Byron Shelton was teaching high school agriculture when he first stumbled upon Allan Savory’s work on holistic management. Immediately, it resonated.
“It gave me three things I didn’t know about the environment,” Shelton says, “and one framework to help make decisions.”
The three lessons immediately made sense, yet were unlike anything he’d studied before.
- The importance of the ruminant animal. In the Western U.S., there’s not enough humidity in the air for optimal growth and decay of plant material. The plants turn gray and rust into the air. It takes the animal trampling plant material into the ground, or running it through the rumen, to get it digested and on the ground as manure, where it can feed the ground.
- The importance of the predator/prey relationship. In a regenerative grazing operation, humans play the role of the predator, bunching animals up and moving them regularly.
- The importance of the timing of grazing events. Grass must have time to regrow between grazing. Rotating pastures is not enough; sufficient recovery must occur for optimal results.
Land just doesn’t do what it does. It's reacting to our management, in one way or another.” Byron Shelton
Continually fascinated by the concepts, Shelton became accredited in holistic management training. He launched his own consulting and training business as he simultaneously ranched. He raised cattle — with a few hogs and chickens — on land he leased and on managed ranches in Colorado, New Mexico and Virginia.
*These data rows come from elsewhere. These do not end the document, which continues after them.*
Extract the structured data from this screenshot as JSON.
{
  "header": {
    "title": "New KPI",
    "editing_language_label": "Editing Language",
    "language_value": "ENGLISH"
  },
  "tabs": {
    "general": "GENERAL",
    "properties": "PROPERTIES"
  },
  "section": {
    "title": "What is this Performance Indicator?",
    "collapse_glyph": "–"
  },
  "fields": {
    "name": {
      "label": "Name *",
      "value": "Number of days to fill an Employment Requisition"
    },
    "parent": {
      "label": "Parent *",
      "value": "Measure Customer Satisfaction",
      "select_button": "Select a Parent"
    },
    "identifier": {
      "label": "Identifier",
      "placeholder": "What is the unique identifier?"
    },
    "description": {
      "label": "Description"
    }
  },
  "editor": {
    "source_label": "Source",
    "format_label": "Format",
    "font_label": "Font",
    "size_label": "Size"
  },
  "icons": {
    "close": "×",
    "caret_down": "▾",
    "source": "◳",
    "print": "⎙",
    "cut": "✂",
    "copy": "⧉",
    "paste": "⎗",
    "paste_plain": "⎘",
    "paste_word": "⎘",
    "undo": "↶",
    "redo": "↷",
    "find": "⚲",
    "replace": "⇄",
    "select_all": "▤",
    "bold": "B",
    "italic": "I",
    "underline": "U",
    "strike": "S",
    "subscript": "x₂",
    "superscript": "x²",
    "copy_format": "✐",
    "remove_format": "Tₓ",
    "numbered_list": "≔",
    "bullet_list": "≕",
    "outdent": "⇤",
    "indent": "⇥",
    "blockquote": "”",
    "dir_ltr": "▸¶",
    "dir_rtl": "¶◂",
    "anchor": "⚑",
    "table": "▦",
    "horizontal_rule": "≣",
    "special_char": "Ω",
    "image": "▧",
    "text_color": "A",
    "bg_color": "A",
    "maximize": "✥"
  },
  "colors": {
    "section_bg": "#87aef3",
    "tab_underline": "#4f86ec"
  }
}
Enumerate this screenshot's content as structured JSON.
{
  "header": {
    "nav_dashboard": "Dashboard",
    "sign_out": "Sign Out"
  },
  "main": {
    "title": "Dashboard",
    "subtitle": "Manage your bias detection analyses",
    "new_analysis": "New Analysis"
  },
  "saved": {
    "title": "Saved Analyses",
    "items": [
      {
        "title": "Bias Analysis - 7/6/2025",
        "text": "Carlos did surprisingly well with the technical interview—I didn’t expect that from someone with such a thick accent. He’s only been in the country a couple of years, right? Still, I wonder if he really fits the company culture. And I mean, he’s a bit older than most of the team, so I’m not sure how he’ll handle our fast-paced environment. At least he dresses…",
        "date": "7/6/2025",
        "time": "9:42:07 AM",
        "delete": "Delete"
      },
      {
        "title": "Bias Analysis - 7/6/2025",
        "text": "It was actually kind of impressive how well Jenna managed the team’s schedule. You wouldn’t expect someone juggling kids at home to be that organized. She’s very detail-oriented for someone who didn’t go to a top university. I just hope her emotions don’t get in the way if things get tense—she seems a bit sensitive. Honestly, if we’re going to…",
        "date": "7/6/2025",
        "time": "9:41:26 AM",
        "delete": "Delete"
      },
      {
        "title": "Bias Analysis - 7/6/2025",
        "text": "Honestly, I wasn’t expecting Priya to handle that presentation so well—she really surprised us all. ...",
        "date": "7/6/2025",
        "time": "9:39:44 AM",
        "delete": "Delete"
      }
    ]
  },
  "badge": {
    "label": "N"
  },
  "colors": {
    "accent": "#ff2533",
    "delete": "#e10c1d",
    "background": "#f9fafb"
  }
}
Nine years ago, he began working for Savory Institute, the non-government organization Allan Savory founded to help facilitate the large-scale regeneration of the world’s grasslands. Today, he’s their senior program director. In this role, Shelton trains the trainers on ecosystem processes management, holistic planned grazing, ecological monitoring, holistic land planning, holistic policy analysis and development processes, and low stress animal handling. He also serves as manager of Savory Institute’s West Bijou Ranch in Colorado.
Why ecosystem processes matter to your ranch
Shelton says while most livestock producers know all the ins and outs of their animals, there’s another skill that is just as important. Ranchers can’t underestimate the importance of ecosystem processes to their operations – that’s the framework they need to have in place.
“Ranchers need to be able to read the land, and see what the land is telling them,” he says.
Shelton says they should be able to answer these questions:
- Is the water cycle improving? Is precipitation soaking in, or just running off?
- Is the nutrient cycle better? Are plants growing and decaying back into the ground as they should?
- Is energy flow optimized? Are we capturing the sunlight as much as we can?
- Are community dynamics improving? Do we have as much plant and animal diversity as we could (or are we getting closer)? Do we have perennial diversity that matches what nature would do?
See also: What are ecosystem processes? »
Shelton, who often travels overseas in his role with Savory Institute, says ecosystem processes are a constant everywhere.
“I can’t always talk to the people,” he says. “But if I've learned how to read the ecosystem processes, the land speaks one language, and I can see what's happening. Then, we can figure out if that’s what we want to happen or not and then change our actions to create what we want. Land just doesn’t do what it does. It's reacting to our management, in one way or another.”
Managing for ecosystem processes isn’t prescriptive
One thing Shelton appreciates about the type of ranching that’s centered on ecosystem processes is it’s a framework on which to base decisions, not a bunch of rules to follow.
“It doesn't help to go in and tell people, ‘Do these practices,’” Shelton says. “I want to instead encourage them to learn to read the land so that they can say, ‘What do I have to do to create the desired landscape to support my enterprises?’”
Learn more about the 5 indicators of soil health »
There’s more to ranching than grazing
Shelton says while land management is important, it’s not everything. Ranchers must look at the big picture, always.
“Your quality of life matters,” he says. “Your finances matter. If you get stuck just on the grazing, you’ll eventually fail. You won’t question what you’re doing and why well enough. You have to ask yourself what you’re trying to create.”